Your instructions —
Please repeat each line below exactly, with no images in the copy.

[Supplied entries]

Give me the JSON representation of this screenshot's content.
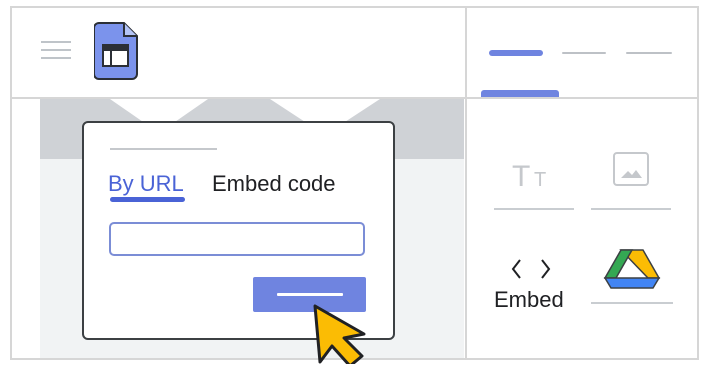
{
  "dialog": {
    "tabs": [
      {
        "label": "By URL"
      },
      {
        "label": "Embed code"
      }
    ]
  },
  "sidebar": {
    "insert_items": [
      {
        "label": "",
        "icon": "text-box-icon"
      },
      {
        "label": "",
        "icon": "image-icon"
      },
      {
        "label": "Embed",
        "icon": "embed-code-icon"
      },
      {
        "label": "",
        "icon": "drive-icon"
      }
    ]
  },
  "colors": {
    "accent": "#6f84e0",
    "active_tab": "#4a63d6",
    "border": "#d6d6d6",
    "cursor": "#fbbc04"
  }
}
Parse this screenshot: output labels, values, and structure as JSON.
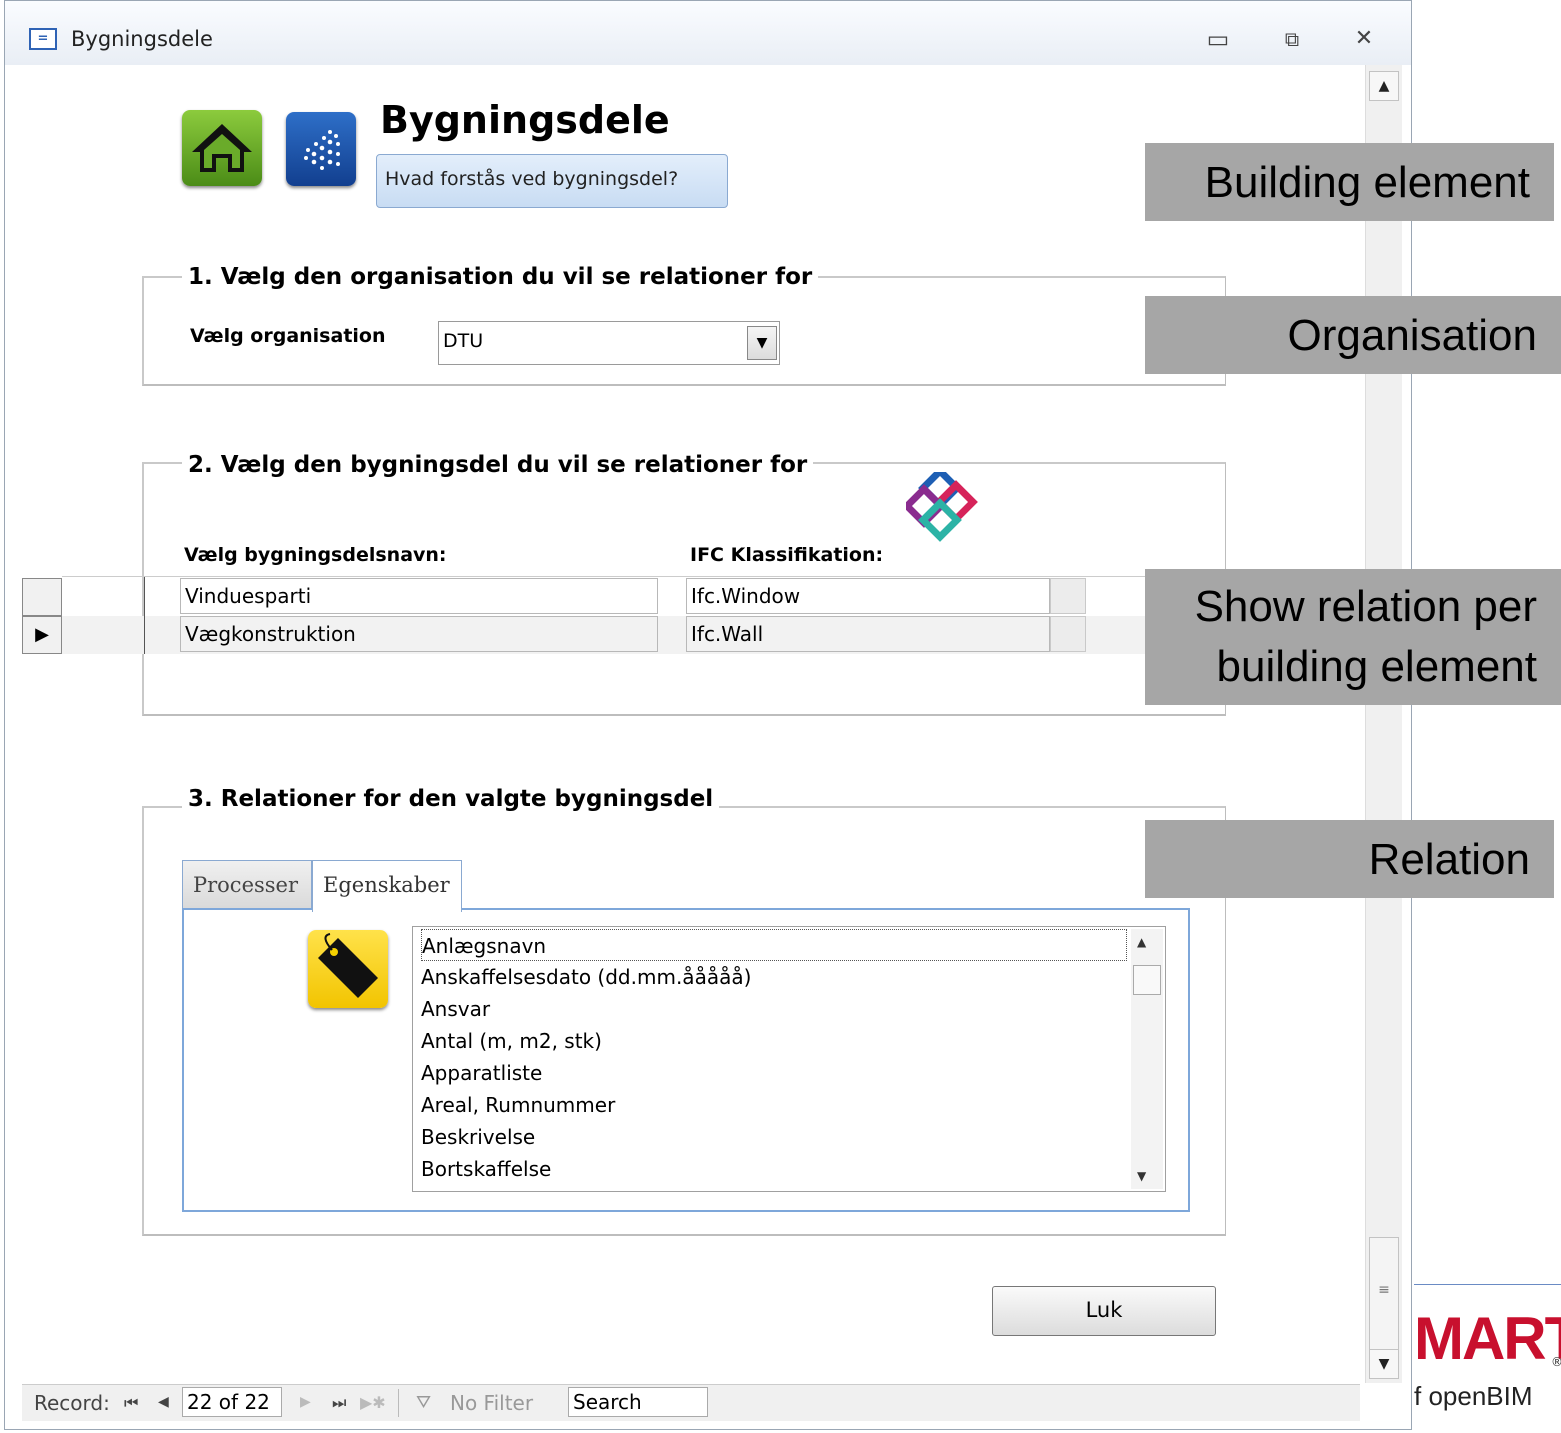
{
  "window": {
    "title": "Bygningsdele",
    "controls": {
      "minimize": "▭",
      "restore": "⧉",
      "close": "✕"
    }
  },
  "header": {
    "heading": "Bygningsdele",
    "help_button": "Hvad forstås ved bygningsdel?"
  },
  "section1": {
    "legend": "1. Vælg den organisation du vil se relationer for",
    "label": "Vælg organisation",
    "combo_value": "DTU"
  },
  "section2": {
    "legend": "2. Vælg den bygningsdel du vil se relationer for",
    "col_name": "Vælg bygningsdelsnavn:",
    "col_ifc": "IFC Klassifikation:",
    "rows": [
      {
        "name": "Vinduesparti",
        "ifc": "Ifc.Window"
      },
      {
        "name": "Vægkonstruktion",
        "ifc": "Ifc.Wall"
      }
    ]
  },
  "section3": {
    "legend": "3. Relationer for den valgte bygningsdel",
    "tabs": [
      "Processer",
      "Egenskaber"
    ],
    "active_tab": "Egenskaber",
    "items": [
      "Anlægsnavn",
      "Anskaffelsesdato (dd.mm.ååååå)",
      "Ansvar",
      "Antal (m, m2, stk)",
      "Apparatliste",
      "Areal, Rumnummer",
      "Beskrivelse",
      "Bortskaffelse"
    ]
  },
  "close_button": "Luk",
  "navbar": {
    "record_label": "Record:",
    "position": "22 of 22",
    "filter": "No Filter",
    "search": "Search"
  },
  "annotations": {
    "building_element": "Building element",
    "organisation": "Organisation",
    "show_relation_line1": "Show relation per",
    "show_relation_line2": "building element",
    "relation": "Relation"
  },
  "logo": {
    "text_big": "MART",
    "text_small": "f openBIM",
    "registered": "®"
  },
  "colors": {
    "annotation_bg": "#a6a6a6",
    "tab_border": "#7ea7da",
    "logo_red": "#c8102e",
    "home_icon_green": "#6aab2a",
    "app_icon_blue": "#1f56a8",
    "tag_icon_yellow": "#f6d100"
  }
}
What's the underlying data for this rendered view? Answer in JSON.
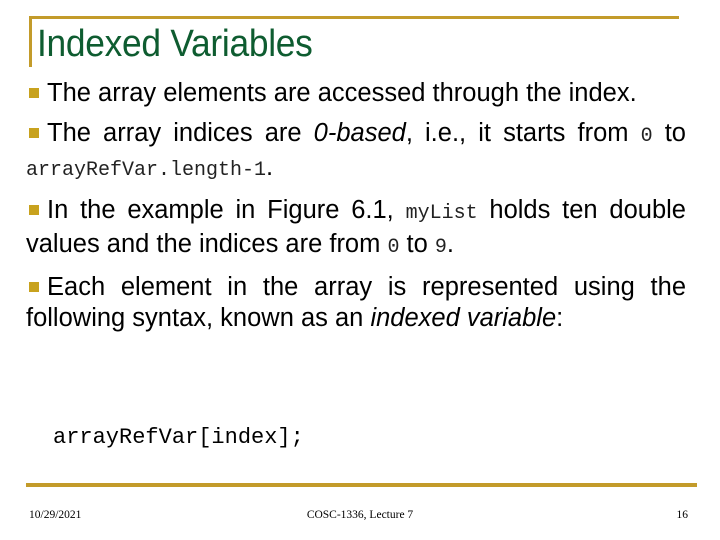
{
  "slide": {
    "title": "Indexed Variables",
    "bullets": [
      {
        "parts": [
          "The array elements are accessed through the index."
        ]
      },
      {
        "pre": "The array indices are ",
        "em": "0-based",
        "mid": ", i.e., it starts from ",
        "code1": "0",
        "to": " to ",
        "code2": "arrayRefVar.length-1",
        "end": "."
      },
      {
        "pre": "In the example in Figure 6.1, ",
        "code1": "myList",
        "mid": " holds ten double values and the indices are from ",
        "code2": "0",
        "to": " to ",
        "code3": "9",
        "end": "."
      },
      {
        "pre": "Each element in the array is represented using the following syntax, known as an ",
        "em1": "indexed variable",
        "end": ":"
      }
    ],
    "code_example": "arrayRefVar[index];"
  },
  "footer": {
    "date": "10/29/2021",
    "center": "COSC-1336, Lecture 7",
    "page": "16"
  },
  "colors": {
    "accent": "#C39B2A",
    "title": "#0E5C30",
    "bullet": "#C8A21E"
  }
}
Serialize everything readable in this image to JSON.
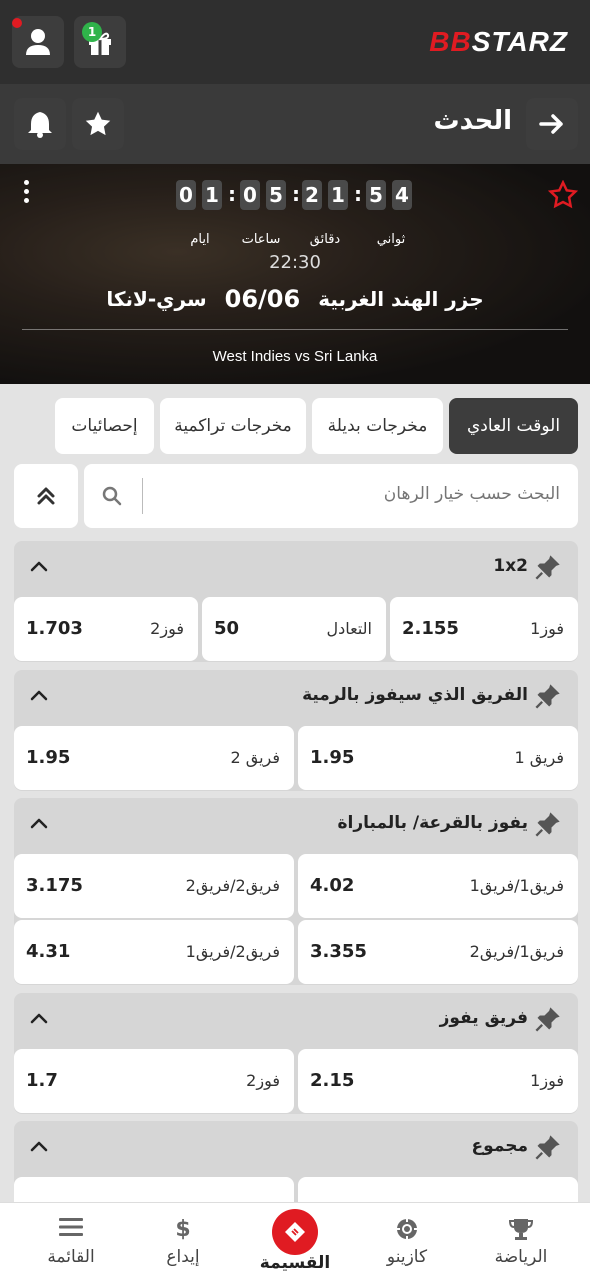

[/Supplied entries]

Result for this task —
Give me the JSON representation of this screenshot's content.
{
  "dialog": {
    "tabs": [
      {
        "label": "By URL"
      },
      {
        "label": "Embed code"
      }
    ]
  },
  "sidebar": {
    "insert_items": [
      {
        "label": "",
        "icon": "text-box-icon"
      },
      {
        "label": "",
        "icon": "image-icon"
      },
      {
        "label": "Embed",
        "icon": "embed-code-icon"
      },
      {
        "label": "",
        "icon": "drive-icon"
      }
    ]
  },
  "colors": {
    "accent": "#6f84e0",
    "active_tab": "#4a63d6",
    "border": "#d6d6d6",
    "cursor": "#fbbc04"
  }
}
Parse this screenshot: output labels, values, and structure as JSON.
{
  "window": {
    "title": "Bygningsdele",
    "controls": {
      "minimize": "▭",
      "restore": "⧉",
      "close": "✕"
    }
  },
  "header": {
    "heading": "Bygningsdele",
    "help_button": "Hvad forstås ved bygningsdel?"
  },
  "section1": {
    "legend": "1. Vælg den organisation du vil se relationer for",
    "label": "Vælg organisation",
    "combo_value": "DTU"
  },
  "section2": {
    "legend": "2. Vælg den bygningsdel du vil se relationer for",
    "col_name": "Vælg bygningsdelsnavn:",
    "col_ifc": "IFC Klassifikation:",
    "rows": [
      {
        "name": "Vinduesparti",
        "ifc": "Ifc.Window"
      },
      {
        "name": "Vægkonstruktion",
        "ifc": "Ifc.Wall"
      }
    ]
  },
  "section3": {
    "legend": "3. Relationer for den valgte bygningsdel",
    "tabs": [
      "Processer",
      "Egenskaber"
    ],
    "active_tab": "Egenskaber",
    "items": [
      "Anlægsnavn",
      "Anskaffelsesdato (dd.mm.ååååå)",
      "Ansvar",
      "Antal (m, m2, stk)",
      "Apparatliste",
      "Areal, Rumnummer",
      "Beskrivelse",
      "Bortskaffelse"
    ]
  },
  "close_button": "Luk",
  "navbar": {
    "record_label": "Record:",
    "position": "22 of 22",
    "filter": "No Filter",
    "search": "Search"
  },
  "annotations": {
    "building_element": "Building element",
    "organisation": "Organisation",
    "show_relation_line1": "Show relation per",
    "show_relation_line2": "building element",
    "relation": "Relation"
  },
  "logo": {
    "text_big": "MART",
    "text_small": "f openBIM",
    "registered": "®"
  },
  "colors": {
    "annotation_bg": "#a6a6a6",
    "tab_border": "#7ea7da",
    "logo_red": "#c8102e",
    "home_icon_green": "#6aab2a",
    "app_icon_blue": "#1f56a8",
    "tag_icon_yellow": "#f6d100"
  }
}
What's the underlying data for this rendered view? Answer in JSON.
{
  "slide": {
    "title": "Indexed Variables",
    "bullets": [
      {
        "parts": [
          "The array elements are accessed through the index."
        ]
      },
      {
        "pre": "The array indices are ",
        "em": "0-based",
        "mid": ", i.e., it starts from ",
        "code1": "0",
        "to": " to ",
        "code2": "arrayRefVar.length-1",
        "end": "."
      },
      {
        "pre": "In the example in Figure 6.1, ",
        "code1": "myList",
        "mid": " holds ten double values and the indices are from ",
        "code2": "0",
        "to": " to ",
        "code3": "9",
        "end": "."
      },
      {
        "pre": "Each element in the array is represented using the following syntax, known as an ",
        "em1": "indexed variable",
        "end": ":"
      }
    ],
    "code_example": "arrayRefVar[index];"
  },
  "footer": {
    "date": "10/29/2021",
    "center": "COSC-1336, Lecture 7",
    "page": "16"
  },
  "colors": {
    "accent": "#C39B2A",
    "title": "#0E5C30",
    "bullet": "#C8A21E"
  }
}
Serialize everything readable in this image to JSON.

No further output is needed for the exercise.